**PROBLEM DESCRIPTION:** Print the whole listing, unchanged.

**MATERIAL SHOWN:**
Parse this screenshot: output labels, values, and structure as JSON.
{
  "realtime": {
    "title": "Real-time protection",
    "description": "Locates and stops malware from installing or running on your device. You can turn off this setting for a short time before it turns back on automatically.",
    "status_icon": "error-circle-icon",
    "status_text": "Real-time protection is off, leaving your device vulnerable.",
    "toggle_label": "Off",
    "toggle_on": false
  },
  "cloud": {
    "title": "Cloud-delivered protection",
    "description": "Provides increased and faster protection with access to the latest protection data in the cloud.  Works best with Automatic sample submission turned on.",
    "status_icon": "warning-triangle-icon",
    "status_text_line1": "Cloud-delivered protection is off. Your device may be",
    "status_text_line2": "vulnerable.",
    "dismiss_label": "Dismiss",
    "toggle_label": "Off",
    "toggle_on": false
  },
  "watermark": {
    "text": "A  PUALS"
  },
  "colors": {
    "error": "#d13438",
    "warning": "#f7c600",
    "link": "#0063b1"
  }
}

**SOLUTION TO THE PROBLEM:**
Parse this screenshot: output labels, values, and structure as JSON.
{
  "realtime": {
    "title": "Real-time protection",
    "description": "Locates and stops malware from installing or running on your device. You can turn off this setting for a short time before it turns back on automatically.",
    "status_icon": "error-circle-icon",
    "status_text": "Real-time protection is off, leaving your device vulnerable.",
    "toggle_label": "Off",
    "toggle_on": false
  },
  "cloud": {
    "title": "Cloud-delivered protection",
    "description": "Provides increased and faster protection with access to the latest protection data in the cloud.  Works best with Automatic sample submission turned on.",
    "status_icon": "warning-triangle-icon",
    "status_text_line1": "Cloud-delivered protection is off. Your device may be",
    "status_text_line2": "vulnerable.",
    "dismiss_label": "Dismiss",
    "toggle_label": "Off",
    "toggle_on": false
  },
  "watermark": {
    "text": "A  PUALS"
  },
  "colors": {
    "error": "#d13438",
    "warning": "#f7c600",
    "link": "#0063b1"
  }
}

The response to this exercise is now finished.